WILLIAM F. SHEA, LLC, et al., Plaintiffs,
BONUTTI RESEARCH, INC., Defendant.
OPINION AND ORDER
GREGORY L. FROST, District Judge.
This matter is before the Court for consideration of the following Motion in Limine filed by Plaintiff William F. Shea, LLC:
(1) Plaintiff's Motion in Limine to Exclude Testimony of Defendant's Expert Thomas McLeer (ECF No. 168); and
(2) BRI's Opposition to Shea's Motion in Limine to Exclude the Testimony of Thomas McLeer (ECF No. 197).
As set forth in more detail below, the Court DENIES ECF No. 168.
Plaintiff William F. Shea, LLC ("Shea") and Avon Equity Holdings, LLC (an affiliate of Shea) brought this action in the Franklin County (Ohio) Court of Common Pleas alleging various causes of action, including breach of contract. (Opinion and Order, ECF No. 135, at PAGEID # 6269.) The case was removed to this Court based on diversity of citizenship. ( Id. ) All parties aside from BRI and Shea have been dismissed. ( Id. )
Shea entered into an agreement with BRI in August 2003 to memorialize an ongoing business relationship in which Shea promoted the inventions and products of BRI and Dr. Bonutti, owner of BRI. ( Id. at PAGEID # 6266.) As a part of this agreement, Shea was to receive certain fees, including commissions on completed transactions, even past the end of the working relationship. ( Id. ) BRI terminated the agreement on October 26, 2007. ( Id. at PAGEID # 6268.) BRI ceased payments to Shea in June 2009. ( Id. )
In June 2012, several Bonutti entities entered an agreement with Acacia Research Group ("Acacia"). (McLeer Report, ECF No. 168-1, PAGEID # 7512.) The agreement was for the purchase of 176 of Dr. Bonutti's patents and patent applications and BRI's interest under several of the licensing agreements currently at issue in this case. ( Id. ) Acacia made an upfront payment to the Bonutti entities of $38.6 million and the parties agreed to assign $4 million of the payment to the existing licensing agreements negotiated by Mr. Shea. ( Id. )

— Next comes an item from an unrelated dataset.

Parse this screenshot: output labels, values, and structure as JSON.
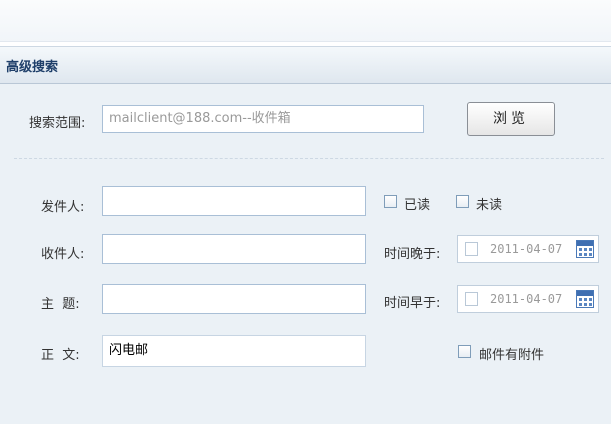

This Court granted summary judgment to Shea on the cause of action for breach of contract and the case is proceeding to trial only on damages on that claim. The allocation of the initial payment in the Acacia transaction is a central issue. Plaintiff Shea now brings this motion in limine to exclude defense expert Thomas McLeer ("McLeer") from testifying on industry custom and practice in regards to the Acacia transaction and various other contracts at issue in the dispute. The trial is scheduled to commence on June 24, 2013.
Although neither the Federal Rules of Evidence nor the Federal Rules of Civil Procedure explicitly authorize a court to rule on an evidentiary motion in limine, the United States Supreme Court has noted that the practice of ruling on such motions "has developed pursuant to the district court's inherent authority to manage the course of trials." Luce v. United States, 469 U.S. 38, 41 n.4 (1984). The purpose of a motion in limine is to allow a court to rule on issues pertaining to evidence in advance of trial in order to avoid delay and ensure an even-handed and expeditious trial. See Ind. Ins. Co. v. Gen. Elec. Co., 326 F.Supp.2d 844, 846 (N.D. Ohio 2004) (citing Jonasson v. Lutheran Child & Family Servs., 115 F.3d 436, 440 (7th Cir. 1997)). Courts, however, are generally reluctant to grant broad exclusions of evidence in limine, because "a court is almost always better situated during the actual trial to assess the value and utility of evidence." Koch v. Koch Indus., Inc., 2 F.Supp.2d 1385, 1388 (D. Kan.1998); accord Sperberg v. Goodyear Tire & Rubber Co., 519 F.2d 708, 712 (6th Cir. 1975). To obtain the exclusion of evidence under such a motion, a party must prove that the evidence is clearly inadmissible on all potential grounds. See Ind. Ins. Co., 326 F.Supp.2d at 846; Koch, 2 F.Supp.2d at 1388; cf. Luce, 469 U.S. at 41. "Unless evidence meets this high standard, evidentiary rulings should be deferred until trial so that questions of foundation, relevancy and potential prejudice may be resolved in proper context." Ind. Ins. Co., 326 F.Supp.2d at 846. Denial of a motion in limine does not necessarily mean that all evidence contemplated by the motion will be admitted at trial. Denial merely means that without the context of trial, the court is unable to determine whether the evidence in question should be excluded. Id. The court will entertain objections on individual proffers as they arise at trial, even though the proffer falls within the scope of a denied motion in limine. Id. (citing United States v. Connelly, 874 F.2d 412, 416 (7th Cir. 1989)).
Shea seeks an in limine order to exclude McLeer's testimony in its entirety under Fed.R.Evid. 702. The defense relies on McLeer to offer testimony on industry customs and practices in relation to ...